A chance to comment on the city budget

The Board of Aldermen will hold a public hearing on the proposed city budget Wednesday, April 5, at 7 p.m. at Milford City Hall.

This is a chance for residents to comment on the proposed city and school spending plans for 2017-18.

The Board of Finance recently voted forward a city budget for 2017-18 that leaves taxes and city services pretty much the same for next year.

But that could all change during the final phase of the budget-setting process if the looming state budget hits Milford with millions of dollars in cuts to state aid.

Milford’s finance board voted March 8 in favor of a $207.9-million budget plan for 2017-18, which is up $3.4 million from the current $204.5 million and marks an increase of 1.7%.

Despite that slight increase, due to an increase in taxable property in the city, the plan would drop the mill rate slightly, from 27.84 to 27.73. That is a .4% decline in the tax rate, which Mayor Ben Blake described as “essentially a flat budget.”

The plan now moves to the Board of Aldermen for final approval.

After the April 5 public hearing, the board will meet April 10, 17, 25, May 3 and 10 to discuss the different budget requests. Education operations, which is typically a longer discussion, will be the focus of the April 25 meeting.

All budget workshop meetings start at 7 p.m. at Milford City Hall.

The schedule calls for voting to start on the budget Monday, May 15, at 7 p.m. with subsequent dates set aside if the voting takes longer than one meeting.

Mayor Blake has described the budget plan as conservative. It eliminates at least three jobs in the Public Works Department, plus 14.4 teaching positions and three paraprofessional positions in the schools.

Finance Board Chairman Brian Lema said the board received several letters from residents asking that they not reduce the school board spending plan.

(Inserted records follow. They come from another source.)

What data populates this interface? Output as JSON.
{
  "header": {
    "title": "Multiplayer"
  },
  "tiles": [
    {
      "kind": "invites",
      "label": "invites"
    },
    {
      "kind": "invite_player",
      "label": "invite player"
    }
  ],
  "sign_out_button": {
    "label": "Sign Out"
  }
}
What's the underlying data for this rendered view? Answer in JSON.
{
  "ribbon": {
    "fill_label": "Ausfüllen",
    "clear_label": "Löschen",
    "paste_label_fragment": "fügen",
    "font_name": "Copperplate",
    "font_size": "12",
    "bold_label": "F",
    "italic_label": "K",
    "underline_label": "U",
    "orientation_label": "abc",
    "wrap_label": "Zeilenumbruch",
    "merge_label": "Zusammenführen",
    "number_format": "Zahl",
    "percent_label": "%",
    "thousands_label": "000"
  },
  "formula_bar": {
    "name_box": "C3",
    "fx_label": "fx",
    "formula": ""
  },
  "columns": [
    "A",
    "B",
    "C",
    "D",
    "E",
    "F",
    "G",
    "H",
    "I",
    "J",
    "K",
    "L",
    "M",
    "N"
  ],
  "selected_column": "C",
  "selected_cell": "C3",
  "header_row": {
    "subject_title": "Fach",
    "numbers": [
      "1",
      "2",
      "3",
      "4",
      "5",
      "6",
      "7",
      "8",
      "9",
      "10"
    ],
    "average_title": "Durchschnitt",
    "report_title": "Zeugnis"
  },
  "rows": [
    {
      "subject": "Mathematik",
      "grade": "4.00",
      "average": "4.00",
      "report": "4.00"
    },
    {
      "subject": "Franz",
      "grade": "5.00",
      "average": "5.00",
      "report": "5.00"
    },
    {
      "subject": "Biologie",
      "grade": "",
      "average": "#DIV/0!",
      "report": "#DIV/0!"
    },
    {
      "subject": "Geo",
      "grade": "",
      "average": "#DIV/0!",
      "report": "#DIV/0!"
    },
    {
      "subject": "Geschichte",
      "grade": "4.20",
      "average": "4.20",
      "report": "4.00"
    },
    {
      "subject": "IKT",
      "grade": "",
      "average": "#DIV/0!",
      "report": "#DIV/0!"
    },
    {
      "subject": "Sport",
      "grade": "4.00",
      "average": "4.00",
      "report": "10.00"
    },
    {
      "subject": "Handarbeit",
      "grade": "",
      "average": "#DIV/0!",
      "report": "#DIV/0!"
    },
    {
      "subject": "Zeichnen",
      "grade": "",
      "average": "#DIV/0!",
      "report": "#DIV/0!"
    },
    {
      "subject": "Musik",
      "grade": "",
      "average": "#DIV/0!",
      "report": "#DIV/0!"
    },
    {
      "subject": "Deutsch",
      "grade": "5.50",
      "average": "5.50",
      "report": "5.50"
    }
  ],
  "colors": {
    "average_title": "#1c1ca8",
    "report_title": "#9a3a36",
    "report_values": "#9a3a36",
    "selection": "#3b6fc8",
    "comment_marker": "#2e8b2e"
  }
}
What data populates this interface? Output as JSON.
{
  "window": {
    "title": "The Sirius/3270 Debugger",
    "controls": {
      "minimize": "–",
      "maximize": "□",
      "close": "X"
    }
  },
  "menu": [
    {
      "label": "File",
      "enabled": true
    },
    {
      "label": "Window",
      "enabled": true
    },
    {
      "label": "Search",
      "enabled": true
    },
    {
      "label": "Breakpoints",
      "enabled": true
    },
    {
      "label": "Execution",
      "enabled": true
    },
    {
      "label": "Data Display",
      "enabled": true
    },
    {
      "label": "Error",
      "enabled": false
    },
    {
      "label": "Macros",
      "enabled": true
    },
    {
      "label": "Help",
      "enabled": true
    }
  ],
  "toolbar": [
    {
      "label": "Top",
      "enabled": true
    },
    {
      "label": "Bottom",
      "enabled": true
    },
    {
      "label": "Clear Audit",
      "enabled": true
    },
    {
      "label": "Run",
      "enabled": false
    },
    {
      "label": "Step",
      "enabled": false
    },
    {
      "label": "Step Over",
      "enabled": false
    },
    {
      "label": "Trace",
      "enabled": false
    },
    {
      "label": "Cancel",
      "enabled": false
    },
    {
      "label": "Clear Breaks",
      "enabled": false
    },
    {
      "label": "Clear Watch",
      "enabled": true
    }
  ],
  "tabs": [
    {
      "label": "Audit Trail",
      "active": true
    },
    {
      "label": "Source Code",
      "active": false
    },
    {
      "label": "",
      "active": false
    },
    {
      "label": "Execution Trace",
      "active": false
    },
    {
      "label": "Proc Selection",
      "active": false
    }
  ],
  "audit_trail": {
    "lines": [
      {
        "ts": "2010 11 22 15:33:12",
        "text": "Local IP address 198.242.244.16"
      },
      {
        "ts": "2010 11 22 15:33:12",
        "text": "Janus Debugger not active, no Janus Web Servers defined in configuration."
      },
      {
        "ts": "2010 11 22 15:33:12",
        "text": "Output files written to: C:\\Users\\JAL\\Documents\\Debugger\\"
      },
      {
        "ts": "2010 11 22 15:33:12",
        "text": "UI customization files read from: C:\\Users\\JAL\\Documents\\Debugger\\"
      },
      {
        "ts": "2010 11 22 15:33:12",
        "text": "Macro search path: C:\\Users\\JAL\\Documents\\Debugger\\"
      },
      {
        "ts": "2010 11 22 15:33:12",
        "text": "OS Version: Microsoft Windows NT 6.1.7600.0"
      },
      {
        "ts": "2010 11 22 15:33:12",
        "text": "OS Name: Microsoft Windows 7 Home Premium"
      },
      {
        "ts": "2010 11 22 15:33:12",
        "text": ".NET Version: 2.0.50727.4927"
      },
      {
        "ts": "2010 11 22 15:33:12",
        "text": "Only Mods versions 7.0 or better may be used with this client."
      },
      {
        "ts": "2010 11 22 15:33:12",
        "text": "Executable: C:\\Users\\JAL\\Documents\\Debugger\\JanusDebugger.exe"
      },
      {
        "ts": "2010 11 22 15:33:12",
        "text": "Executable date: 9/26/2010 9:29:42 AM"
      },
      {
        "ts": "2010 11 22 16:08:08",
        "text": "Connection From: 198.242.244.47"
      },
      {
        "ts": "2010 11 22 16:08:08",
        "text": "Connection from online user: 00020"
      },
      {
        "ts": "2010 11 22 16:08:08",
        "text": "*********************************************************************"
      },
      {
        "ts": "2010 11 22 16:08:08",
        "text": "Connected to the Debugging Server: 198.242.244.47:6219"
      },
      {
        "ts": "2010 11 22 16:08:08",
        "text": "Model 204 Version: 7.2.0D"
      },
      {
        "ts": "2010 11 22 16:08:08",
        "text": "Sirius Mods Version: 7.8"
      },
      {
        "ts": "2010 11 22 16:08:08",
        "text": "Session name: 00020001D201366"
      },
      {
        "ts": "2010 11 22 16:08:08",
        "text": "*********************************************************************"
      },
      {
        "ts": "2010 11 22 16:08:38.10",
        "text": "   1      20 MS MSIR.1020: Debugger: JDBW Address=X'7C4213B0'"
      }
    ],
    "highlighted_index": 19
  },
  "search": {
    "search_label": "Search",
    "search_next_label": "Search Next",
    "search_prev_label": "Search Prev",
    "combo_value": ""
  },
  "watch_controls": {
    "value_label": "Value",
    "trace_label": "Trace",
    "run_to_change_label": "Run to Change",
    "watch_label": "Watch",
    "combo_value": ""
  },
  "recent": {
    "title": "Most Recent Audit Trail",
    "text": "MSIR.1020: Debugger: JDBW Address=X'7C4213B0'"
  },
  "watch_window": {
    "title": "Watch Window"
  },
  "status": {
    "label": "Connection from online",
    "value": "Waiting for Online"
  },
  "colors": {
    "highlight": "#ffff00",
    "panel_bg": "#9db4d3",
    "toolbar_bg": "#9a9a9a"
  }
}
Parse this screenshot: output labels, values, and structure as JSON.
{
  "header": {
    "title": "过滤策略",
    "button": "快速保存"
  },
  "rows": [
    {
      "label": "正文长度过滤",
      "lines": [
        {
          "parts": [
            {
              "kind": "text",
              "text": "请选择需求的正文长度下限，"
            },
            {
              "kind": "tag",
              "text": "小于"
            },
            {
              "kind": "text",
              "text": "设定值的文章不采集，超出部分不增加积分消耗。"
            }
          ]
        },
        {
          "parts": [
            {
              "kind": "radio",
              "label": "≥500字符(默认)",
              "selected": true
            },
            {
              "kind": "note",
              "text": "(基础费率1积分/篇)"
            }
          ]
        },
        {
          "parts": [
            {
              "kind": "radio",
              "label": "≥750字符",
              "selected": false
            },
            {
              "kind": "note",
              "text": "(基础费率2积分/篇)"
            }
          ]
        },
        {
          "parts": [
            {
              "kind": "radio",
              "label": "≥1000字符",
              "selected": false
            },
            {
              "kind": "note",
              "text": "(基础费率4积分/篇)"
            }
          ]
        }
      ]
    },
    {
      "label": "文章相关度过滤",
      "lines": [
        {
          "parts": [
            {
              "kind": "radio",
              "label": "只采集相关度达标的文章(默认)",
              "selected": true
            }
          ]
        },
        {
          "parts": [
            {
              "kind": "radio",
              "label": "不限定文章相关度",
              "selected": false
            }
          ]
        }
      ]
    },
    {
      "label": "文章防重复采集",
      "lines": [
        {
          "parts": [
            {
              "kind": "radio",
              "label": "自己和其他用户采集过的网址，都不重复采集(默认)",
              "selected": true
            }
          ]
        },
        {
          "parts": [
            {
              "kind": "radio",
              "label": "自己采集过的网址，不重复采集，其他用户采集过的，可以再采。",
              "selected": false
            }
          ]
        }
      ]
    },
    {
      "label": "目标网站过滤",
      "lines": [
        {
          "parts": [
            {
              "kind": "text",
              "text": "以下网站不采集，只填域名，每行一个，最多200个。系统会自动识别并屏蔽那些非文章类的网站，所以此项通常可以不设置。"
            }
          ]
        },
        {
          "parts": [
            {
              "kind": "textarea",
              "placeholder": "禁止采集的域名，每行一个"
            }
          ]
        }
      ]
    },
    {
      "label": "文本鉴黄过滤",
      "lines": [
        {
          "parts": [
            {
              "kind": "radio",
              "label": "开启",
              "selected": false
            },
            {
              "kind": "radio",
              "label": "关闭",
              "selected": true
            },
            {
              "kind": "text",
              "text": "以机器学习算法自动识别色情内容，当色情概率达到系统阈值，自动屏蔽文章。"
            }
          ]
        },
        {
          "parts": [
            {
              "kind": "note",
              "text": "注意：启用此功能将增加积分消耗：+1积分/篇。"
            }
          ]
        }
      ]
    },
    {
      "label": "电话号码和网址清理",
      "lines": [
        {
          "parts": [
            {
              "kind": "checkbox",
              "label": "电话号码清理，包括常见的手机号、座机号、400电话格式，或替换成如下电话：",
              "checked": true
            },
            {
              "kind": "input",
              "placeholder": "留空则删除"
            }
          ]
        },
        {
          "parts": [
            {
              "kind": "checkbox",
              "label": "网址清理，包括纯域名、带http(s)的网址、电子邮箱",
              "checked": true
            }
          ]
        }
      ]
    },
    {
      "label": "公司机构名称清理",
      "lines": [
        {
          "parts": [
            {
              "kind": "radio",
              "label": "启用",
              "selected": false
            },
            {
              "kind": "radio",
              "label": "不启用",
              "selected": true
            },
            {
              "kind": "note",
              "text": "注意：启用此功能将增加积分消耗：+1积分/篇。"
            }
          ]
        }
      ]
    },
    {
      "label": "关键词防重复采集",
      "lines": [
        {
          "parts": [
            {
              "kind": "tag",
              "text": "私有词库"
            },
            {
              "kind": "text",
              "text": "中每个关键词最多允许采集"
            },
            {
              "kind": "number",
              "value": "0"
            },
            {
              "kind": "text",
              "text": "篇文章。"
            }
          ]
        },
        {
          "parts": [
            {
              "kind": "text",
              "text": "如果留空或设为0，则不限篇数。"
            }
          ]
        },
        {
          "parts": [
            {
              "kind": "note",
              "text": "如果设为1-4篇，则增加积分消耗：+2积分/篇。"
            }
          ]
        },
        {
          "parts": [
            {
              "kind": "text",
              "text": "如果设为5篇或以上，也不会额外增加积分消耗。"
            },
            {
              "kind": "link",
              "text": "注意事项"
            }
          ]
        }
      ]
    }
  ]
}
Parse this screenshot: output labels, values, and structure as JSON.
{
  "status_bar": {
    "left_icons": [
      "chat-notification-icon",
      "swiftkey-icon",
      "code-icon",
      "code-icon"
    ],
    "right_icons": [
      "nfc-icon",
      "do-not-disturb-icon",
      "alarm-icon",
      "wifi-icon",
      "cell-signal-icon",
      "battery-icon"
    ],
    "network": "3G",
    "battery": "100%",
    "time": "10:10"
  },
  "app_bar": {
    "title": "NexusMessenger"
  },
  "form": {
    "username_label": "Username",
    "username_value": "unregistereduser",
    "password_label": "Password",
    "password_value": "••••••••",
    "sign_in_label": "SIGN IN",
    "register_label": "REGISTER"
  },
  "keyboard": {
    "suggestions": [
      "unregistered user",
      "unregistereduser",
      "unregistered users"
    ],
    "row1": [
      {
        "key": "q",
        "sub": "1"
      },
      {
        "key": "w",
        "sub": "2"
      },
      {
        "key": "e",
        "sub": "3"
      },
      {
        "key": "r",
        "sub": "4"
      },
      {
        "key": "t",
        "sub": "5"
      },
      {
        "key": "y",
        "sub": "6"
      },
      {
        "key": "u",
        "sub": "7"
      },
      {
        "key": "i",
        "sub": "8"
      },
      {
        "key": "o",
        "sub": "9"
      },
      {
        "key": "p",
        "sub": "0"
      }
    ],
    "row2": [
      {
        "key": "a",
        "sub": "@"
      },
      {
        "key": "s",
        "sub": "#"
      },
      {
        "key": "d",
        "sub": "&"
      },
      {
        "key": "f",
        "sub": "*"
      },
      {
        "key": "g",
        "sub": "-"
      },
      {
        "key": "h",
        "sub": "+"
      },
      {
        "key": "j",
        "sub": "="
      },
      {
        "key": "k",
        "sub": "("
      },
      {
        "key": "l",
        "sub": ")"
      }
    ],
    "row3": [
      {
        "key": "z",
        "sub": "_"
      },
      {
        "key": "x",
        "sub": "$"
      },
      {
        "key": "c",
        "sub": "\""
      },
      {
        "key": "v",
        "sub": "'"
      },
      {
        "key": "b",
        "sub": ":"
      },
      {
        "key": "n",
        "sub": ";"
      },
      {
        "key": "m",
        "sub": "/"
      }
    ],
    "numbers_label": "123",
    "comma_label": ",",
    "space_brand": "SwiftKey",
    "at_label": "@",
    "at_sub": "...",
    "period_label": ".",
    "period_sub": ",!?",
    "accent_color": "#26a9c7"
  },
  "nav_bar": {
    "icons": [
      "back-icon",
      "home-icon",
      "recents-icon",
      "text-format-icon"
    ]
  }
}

The board made a technical cut, but otherwise left the school board’s request alone. The school board had asked for $40,000 for an additional school resource officer, but since that wasn’t matched on the city side of the budget, the finance board voted to subtract that from the board’s request. The school board’s request was $92,336,582 and is now $92,296,582, marking a historically low .74% increase over the current spending plan of $91,611,950.

The public hearing is a good chance for residents to make their opinions known about the spending plans.

In past years, turnout has been very low at public hearings concerning the budget. But if residents feel that certain city services deserve more focus, this is the time to let city leaders know. More details about the budget proposal can be found on the city website: Ci.milford.ct.us.